by Master Sgt. Todd Wivell
62nd Airlift Wing Public Affairs
4/13/2015 - JOINT BASE LEWIS-MCCHORD, Wash. -- The
deployment process for most Airmen on McChord Field is routine. They
proceed through the deployment processing line, get their equipment
issued, are verified current on all of their records and then start
their journey off to their deployed location.
Statistics show that military members with families often struggle
during the deployment, especially when it is the first time Mom or Dad
are gone for that long.
In an effort to help JBLM families understand the deployment process and
to help with that struggle, JBLM hosted the Kids Understanding
Deployment Operations event, April 11 at McChord Field.
More than 200 children, ages 5-12, of Soldiers and Airmen participated
in the KUDOs event in which they processed through the deployment line,
got equipment and gear issued to them, boarded a bus and transported to
and back from a special deployment location on McChord Field.
Five different chalks, groups of children, processed through the
deployment processing line in which they received helmets, dog tags,
t-shirts, special paperwork military members receive on deployments,
water bottles and other equipment.
From there the children, by themselves and without their parents,
boarded a military 44-passenger bus and were transported to their
special deployed location, which was Hangar 9 on McChord Field.
Once off the bus, they were greeted by Col. Chuck Hodges, JBLM
installation commander, who welcomed them to their deployed location and
gave them a small brief on what to expect.
Immediately inside the hangar the first thing they did was to get camo

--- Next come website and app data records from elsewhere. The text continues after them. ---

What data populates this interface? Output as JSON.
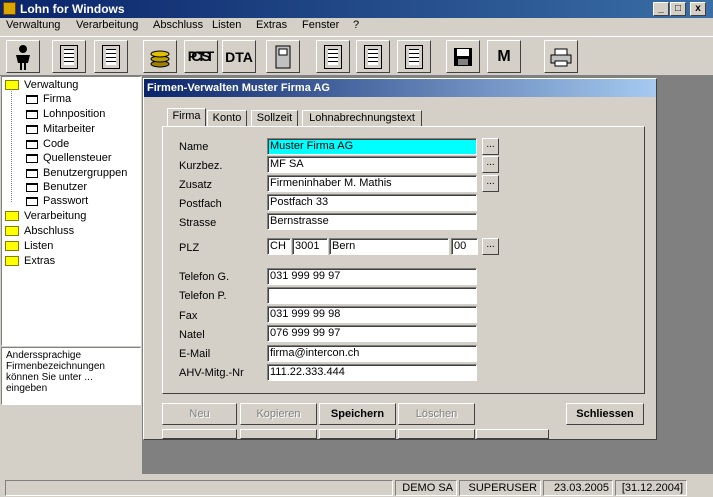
{
  "app": {
    "title": "Lohn for Windows"
  },
  "window_controls": {
    "minimize": "_",
    "maximize": "□",
    "close": "x"
  },
  "menu": [
    "Verwaltung",
    "Verarbeitung",
    "Abschluss",
    "Listen",
    "Extras",
    "Fenster",
    "?"
  ],
  "toolbar": {
    "cs_top": "CS",
    "cs_bottom": "PTT",
    "dta": "DTA",
    "m": "M",
    "doc_f": "F",
    "doc_k": "K"
  },
  "tree": {
    "root": "Verwaltung",
    "children": [
      "Firma",
      "Lohnposition",
      "Mitarbeiter",
      "Code",
      "Quellensteuer",
      "Benutzergruppen",
      "Benutzer",
      "Passwort"
    ],
    "others": [
      "Verarbeitung",
      "Abschluss",
      "Listen",
      "Extras"
    ]
  },
  "help_text": "Anderssprachige Firmenbezeichnungen können Sie unter ... eingeben",
  "subwindow": {
    "title": "Firmen-Verwalten Muster Firma AG"
  },
  "tabs": [
    "Firma",
    "Konto",
    "Sollzeit",
    "Lohnabrechnungstext"
  ],
  "form": {
    "name_label": "Name",
    "name": "Muster Firma AG",
    "kurzbez_label": "Kurzbez.",
    "kurzbez": "MF SA",
    "zusatz_label": "Zusatz",
    "zusatz": "Firmeninhaber M. Mathis",
    "postfach_label": "Postfach",
    "postfach": "Postfach 33",
    "strasse_label": "Strasse",
    "strasse": "Bernstrasse",
    "plz_label": "PLZ",
    "land": "CH",
    "plz": "3001",
    "ort": "Bern",
    "plz_extra": "00",
    "telefon_g_label": "Telefon G.",
    "telefon_g": "031 999 99 97",
    "telefon_p_label": "Telefon P.",
    "telefon_p": "",
    "fax_label": "Fax",
    "fax": "031 999 99 98",
    "natel_label": "Natel",
    "natel": "076 999 99 97",
    "email_label": "E-Mail",
    "email": "firma@intercon.ch",
    "ahv_label": "AHV-Mitg.-Nr",
    "ahv": "111.22.333.444",
    "dots": "..."
  },
  "buttons": {
    "neu": "Neu",
    "kopieren": "Kopieren",
    "speichern": "Speichern",
    "loeschen": "Löschen",
    "schliessen": "Schliessen"
  },
  "status": {
    "company": "DEMO SA",
    "user": "SUPERUSER",
    "date": "23.03.2005",
    "period_end": "[31.12.2004]"
  }
}
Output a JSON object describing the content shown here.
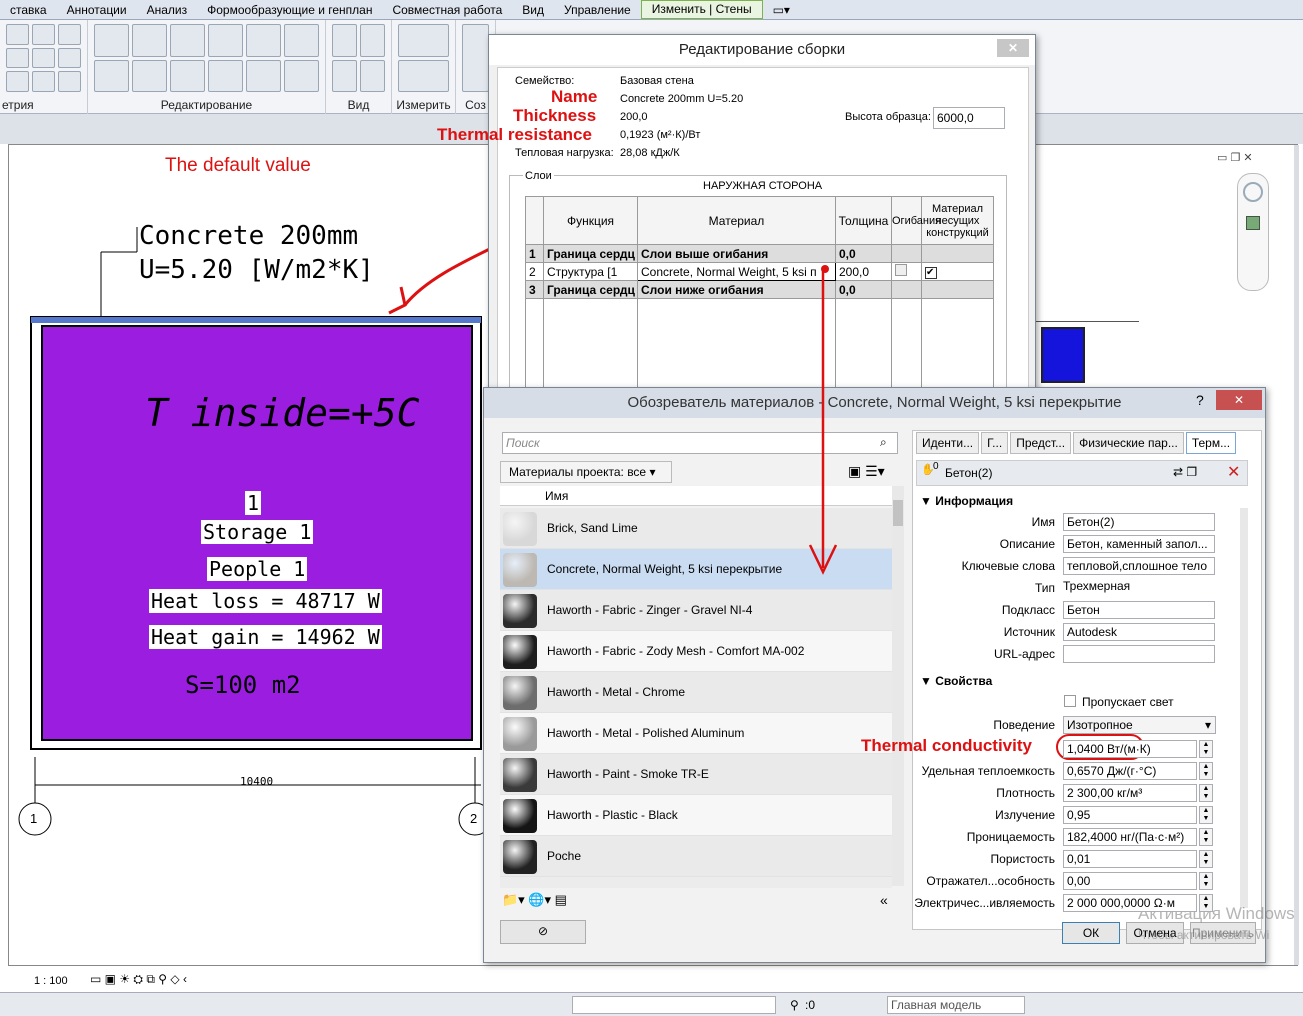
{
  "ribbon": {
    "tabs": [
      "ставка",
      "Аннотации",
      "Анализ",
      "Формообразующие и генплан",
      "Совместная работа",
      "Вид",
      "Управление",
      "Изменить | Стены"
    ],
    "groups": [
      "етрия",
      "Редактирование",
      "Вид",
      "Измерить",
      "Соз"
    ]
  },
  "annotations": {
    "name": "Name",
    "thickness": "Thickness",
    "thermal_resistance": "Thermal resistance",
    "default_value": "The default value",
    "thermal_conductivity": "Thermal conductivity"
  },
  "drawing": {
    "wall_tag_line1": "Concrete 200mm",
    "wall_tag_line2": "U=5.20 [W/m2*K]",
    "room_title": "T inside=+5C",
    "room_number": "1",
    "room_name": "Storage 1",
    "people": "People 1",
    "heat_loss": "Heat loss = 48717 W",
    "heat_gain": "Heat gain = 14962 W",
    "area": "S=100 m2",
    "dimension": "10400",
    "grid1": "1",
    "grid2": "2",
    "scale": "1 : 100"
  },
  "assembly": {
    "title": "Редактирование сборки",
    "family_label": "Семейство:",
    "family_value": "Базовая стена",
    "type_value": "Concrete 200mm U=5.20",
    "thickness_value": "200,0",
    "resistance_value": "0,1923 (м²·К)/Вт",
    "heat_label": "Тепловая нагрузка:",
    "heat_value": "28,08 кДж/К",
    "sample_label": "Высота образца:",
    "sample_value": "6000,0",
    "layers_label": "Слои",
    "outer_side": "НАРУЖНАЯ СТОРОНА",
    "columns": [
      "Функция",
      "Материал",
      "Толщина",
      "Огибания",
      "Материал несущих конструкций"
    ],
    "rows": [
      {
        "n": "1",
        "func": "Граница сердц",
        "mat": "Слои выше огибания",
        "thk": "0,0"
      },
      {
        "n": "2",
        "func": "Структура [1",
        "mat": "Concrete, Normal Weight, 5 ksi п",
        "thk": "200,0"
      },
      {
        "n": "3",
        "func": "Граница сердц",
        "mat": "Слои ниже огибания",
        "thk": "0,0"
      }
    ]
  },
  "browser": {
    "title": "Обозреватель материалов - Concrete, Normal Weight, 5 ksi перекрытие",
    "help": "?",
    "search_placeholder": "Поиск",
    "filter": "Материалы проекта: все",
    "col_name": "Имя",
    "materials": [
      {
        "name": "Brick, Sand Lime",
        "color": "#d8d8d8"
      },
      {
        "name": "Concrete, Normal Weight, 5 ksi перекрытие",
        "color": "#bdb8b2"
      },
      {
        "name": "Haworth - Fabric - Zinger - Gravel NI-4",
        "color": "#2b2b2b"
      },
      {
        "name": "Haworth - Fabric - Zody Mesh - Comfort MA-002",
        "color": "#1e1e1e"
      },
      {
        "name": "Haworth - Metal - Chrome",
        "color": "#6d6d6d"
      },
      {
        "name": "Haworth - Metal - Polished Aluminum",
        "color": "#9a9a9a"
      },
      {
        "name": "Haworth - Paint - Smoke TR-E",
        "color": "#3a3a3a"
      },
      {
        "name": "Haworth - Plastic - Black",
        "color": "#151515"
      },
      {
        "name": "Poche",
        "color": "#222"
      }
    ],
    "tabs": [
      "Иденти...",
      "Г...",
      "Предст...",
      "Физические пар...",
      "Терм..."
    ],
    "asset_name": "Бетон(2)",
    "asset_count": "0",
    "info_header": "Информация",
    "info": [
      {
        "label": "Имя",
        "value": "Бетон(2)"
      },
      {
        "label": "Описание",
        "value": "Бетон, каменный запол..."
      },
      {
        "label": "Ключевые слова",
        "value": "тепловой,сплошное тело"
      },
      {
        "label": "Тип",
        "value": "Трехмерная"
      },
      {
        "label": "Подкласс",
        "value": "Бетон"
      },
      {
        "label": "Источник",
        "value": "Autodesk"
      },
      {
        "label": "URL-адрес",
        "value": ""
      }
    ],
    "props_header": "Свойства",
    "transmits_light": "Пропускает свет",
    "behavior_label": "Поведение",
    "behavior_value": "Изотропное",
    "props": [
      {
        "label": "",
        "value": "1,0400 Вт/(м·К)"
      },
      {
        "label": "Удельная теплоемкость",
        "value": "0,6570 Дж/(г·°С)"
      },
      {
        "label": "Плотность",
        "value": "2 300,00 кг/м³"
      },
      {
        "label": "Излучение",
        "value": "0,95"
      },
      {
        "label": "Проницаемость",
        "value": "182,4000 нг/(Па·с·м²)"
      },
      {
        "label": "Пористость",
        "value": "0,01"
      },
      {
        "label": "Отражател...особность",
        "value": "0,00"
      },
      {
        "label": "Электричес...ивляемость",
        "value": "2 000 000,0000 Ω·м"
      }
    ],
    "ok": "ОК",
    "cancel": "Отмена",
    "apply": "Применить"
  },
  "watermark": {
    "line1": "Активация Windows",
    "line2": "Чтобы активировать Wi"
  },
  "status": {
    "coord": ":0",
    "model": "Главная модель"
  }
}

paint on their faces, from there they went to different statics around
the hangar which included explosive ordinance disposal, the 22nd Special
Tactics Squadron, a C-17 Globemaster III aircraft and the JBLM Fire
While in the hangar they had a chance to watch a small K-9 dog demonstration and participate in a bag drag race as well.
To finish off their process, volunteers served them a free lunch from the Pacific Northwest United Service Organizations.
As they finished their meals and right before boarding the bus to depart
their deployed location, they were met by Col. David Kumashiro, 62nd
Airlift Wing commander, who thanked them for their service and for being
a part of this deployment process. He presented each of them with a
small doll that they could use when their Mom or Dad deployed in the
The buses then drove them back to the deployment processing line and the
children were met by their parents who greeted them with welcome home
signs as if the children were returning from a true deployed location.
"This event was a huge success and we met our goal in helping children
understanding what their parents go through when they deploy," said Tech
Sgt. Nalopa Hansen, KUDOs lead coordinator. "This was a great event for
the first time here at JBLM and we look forward to when we can do this